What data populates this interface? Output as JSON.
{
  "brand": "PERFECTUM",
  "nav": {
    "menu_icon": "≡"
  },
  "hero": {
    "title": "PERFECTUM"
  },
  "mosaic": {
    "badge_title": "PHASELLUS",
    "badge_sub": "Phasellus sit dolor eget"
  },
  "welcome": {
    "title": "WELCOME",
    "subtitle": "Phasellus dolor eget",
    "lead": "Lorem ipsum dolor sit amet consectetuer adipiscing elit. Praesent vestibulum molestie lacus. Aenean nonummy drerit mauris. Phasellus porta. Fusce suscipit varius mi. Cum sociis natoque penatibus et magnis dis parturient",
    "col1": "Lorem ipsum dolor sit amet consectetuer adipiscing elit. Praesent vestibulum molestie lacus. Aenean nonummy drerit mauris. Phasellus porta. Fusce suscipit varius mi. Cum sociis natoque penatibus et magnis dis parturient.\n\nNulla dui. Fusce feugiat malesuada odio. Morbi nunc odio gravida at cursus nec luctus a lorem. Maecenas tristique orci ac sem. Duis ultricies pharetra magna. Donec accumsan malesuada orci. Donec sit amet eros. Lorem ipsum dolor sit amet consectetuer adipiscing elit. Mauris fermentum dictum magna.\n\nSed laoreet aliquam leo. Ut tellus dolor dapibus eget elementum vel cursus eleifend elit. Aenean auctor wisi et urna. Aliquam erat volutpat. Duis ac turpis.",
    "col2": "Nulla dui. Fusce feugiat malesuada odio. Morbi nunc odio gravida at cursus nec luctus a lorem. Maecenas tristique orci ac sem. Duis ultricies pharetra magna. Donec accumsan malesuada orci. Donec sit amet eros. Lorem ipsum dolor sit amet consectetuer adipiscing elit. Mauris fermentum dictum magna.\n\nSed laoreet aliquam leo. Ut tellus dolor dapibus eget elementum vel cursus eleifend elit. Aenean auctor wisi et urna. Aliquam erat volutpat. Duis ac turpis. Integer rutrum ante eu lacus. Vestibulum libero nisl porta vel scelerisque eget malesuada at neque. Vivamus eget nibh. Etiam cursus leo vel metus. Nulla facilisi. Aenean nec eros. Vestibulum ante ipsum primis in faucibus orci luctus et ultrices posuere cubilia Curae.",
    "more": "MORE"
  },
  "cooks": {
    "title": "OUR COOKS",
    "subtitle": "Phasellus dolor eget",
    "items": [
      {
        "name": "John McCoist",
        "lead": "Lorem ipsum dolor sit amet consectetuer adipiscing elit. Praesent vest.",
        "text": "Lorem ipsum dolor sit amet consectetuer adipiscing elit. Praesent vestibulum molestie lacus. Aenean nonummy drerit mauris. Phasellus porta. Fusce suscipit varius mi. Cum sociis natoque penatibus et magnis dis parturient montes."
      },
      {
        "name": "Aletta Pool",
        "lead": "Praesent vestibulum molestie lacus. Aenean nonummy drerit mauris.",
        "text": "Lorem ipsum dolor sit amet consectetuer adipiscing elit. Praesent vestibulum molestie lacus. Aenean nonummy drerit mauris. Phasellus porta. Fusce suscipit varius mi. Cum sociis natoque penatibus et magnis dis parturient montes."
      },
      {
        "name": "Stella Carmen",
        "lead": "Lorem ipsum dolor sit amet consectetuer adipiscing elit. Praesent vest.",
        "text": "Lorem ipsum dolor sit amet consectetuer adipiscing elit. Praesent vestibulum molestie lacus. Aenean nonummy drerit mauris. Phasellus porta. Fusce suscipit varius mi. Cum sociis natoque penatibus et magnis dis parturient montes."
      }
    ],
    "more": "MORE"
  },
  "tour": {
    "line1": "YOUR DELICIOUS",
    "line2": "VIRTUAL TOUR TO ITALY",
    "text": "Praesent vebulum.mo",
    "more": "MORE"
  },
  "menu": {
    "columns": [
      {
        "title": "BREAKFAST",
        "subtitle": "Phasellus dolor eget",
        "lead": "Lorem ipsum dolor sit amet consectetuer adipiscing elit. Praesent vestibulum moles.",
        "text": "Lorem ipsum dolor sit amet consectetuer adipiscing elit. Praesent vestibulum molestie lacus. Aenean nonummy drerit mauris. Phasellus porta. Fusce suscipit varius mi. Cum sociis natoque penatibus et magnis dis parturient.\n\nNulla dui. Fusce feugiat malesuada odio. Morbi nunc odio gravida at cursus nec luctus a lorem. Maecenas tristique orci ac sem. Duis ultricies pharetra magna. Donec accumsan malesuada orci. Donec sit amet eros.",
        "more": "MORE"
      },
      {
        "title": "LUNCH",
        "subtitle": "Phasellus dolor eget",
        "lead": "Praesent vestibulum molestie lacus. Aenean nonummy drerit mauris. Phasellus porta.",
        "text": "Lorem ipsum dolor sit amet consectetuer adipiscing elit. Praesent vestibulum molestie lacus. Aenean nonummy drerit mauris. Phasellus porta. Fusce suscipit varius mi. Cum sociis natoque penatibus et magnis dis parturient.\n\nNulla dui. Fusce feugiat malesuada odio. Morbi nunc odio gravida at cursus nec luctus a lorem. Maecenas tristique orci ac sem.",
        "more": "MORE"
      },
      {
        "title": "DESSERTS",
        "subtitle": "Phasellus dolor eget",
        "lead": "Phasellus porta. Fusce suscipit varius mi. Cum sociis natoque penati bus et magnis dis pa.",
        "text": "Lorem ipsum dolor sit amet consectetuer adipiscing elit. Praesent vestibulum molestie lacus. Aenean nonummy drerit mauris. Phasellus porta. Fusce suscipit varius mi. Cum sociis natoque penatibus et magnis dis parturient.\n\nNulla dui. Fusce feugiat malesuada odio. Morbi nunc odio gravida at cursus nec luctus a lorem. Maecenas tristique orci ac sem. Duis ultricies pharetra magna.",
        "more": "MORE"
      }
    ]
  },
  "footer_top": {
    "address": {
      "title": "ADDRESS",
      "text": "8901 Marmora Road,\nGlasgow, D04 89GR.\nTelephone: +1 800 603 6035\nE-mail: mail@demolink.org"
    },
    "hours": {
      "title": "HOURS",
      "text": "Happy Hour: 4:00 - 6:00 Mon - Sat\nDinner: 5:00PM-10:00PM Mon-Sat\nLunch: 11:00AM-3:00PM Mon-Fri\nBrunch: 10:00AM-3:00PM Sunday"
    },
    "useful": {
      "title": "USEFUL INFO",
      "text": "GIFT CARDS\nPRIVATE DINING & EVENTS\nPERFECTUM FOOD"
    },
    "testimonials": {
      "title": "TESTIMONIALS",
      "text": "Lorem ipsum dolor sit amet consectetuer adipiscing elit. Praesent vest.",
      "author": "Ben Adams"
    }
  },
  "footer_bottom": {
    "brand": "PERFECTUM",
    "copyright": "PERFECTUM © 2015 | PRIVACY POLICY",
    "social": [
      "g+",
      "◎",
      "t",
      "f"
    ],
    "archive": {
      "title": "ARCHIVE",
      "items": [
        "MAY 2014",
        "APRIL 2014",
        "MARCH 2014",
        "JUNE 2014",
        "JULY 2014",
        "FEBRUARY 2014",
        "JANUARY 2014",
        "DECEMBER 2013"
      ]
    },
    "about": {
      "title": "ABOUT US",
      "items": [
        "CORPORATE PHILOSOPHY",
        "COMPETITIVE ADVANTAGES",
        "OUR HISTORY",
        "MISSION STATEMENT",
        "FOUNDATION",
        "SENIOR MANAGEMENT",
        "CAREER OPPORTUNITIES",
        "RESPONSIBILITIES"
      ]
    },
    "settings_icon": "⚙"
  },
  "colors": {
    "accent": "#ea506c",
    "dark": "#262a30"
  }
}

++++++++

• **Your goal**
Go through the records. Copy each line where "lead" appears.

• **Solution for this exercise**
    "lead": "Lorem ipsum dolor sit amet consectetuer adipiscing elit. Praesent vestibulum molestie lacus. Aenean nonummy drerit mauris. Phasellus porta. Fusce suscipit varius mi. Cum sociis natoque penatibus et magnis dis parturient",
        "lead": "Lorem ipsum dolor sit amet consectetuer adipiscing elit. Praesent vest.",
        "lead": "Praesent vestibulum molestie lacus. Aenean nonummy drerit mauris.",
        "lead": "Lorem ipsum dolor sit amet consectetuer adipiscing elit. Praesent vest.",
        "lead": "Lorem ipsum dolor sit amet consectetuer adipiscing elit. Praesent vestibulum moles.",
        "lead": "Praesent vestibulum molestie lacus. Aenean nonummy drerit mauris. Phasellus porta.",
        "lead": "Phasellus porta. Fusce suscipit varius mi. Cum sociis natoque penati bus et magnis dis pa.",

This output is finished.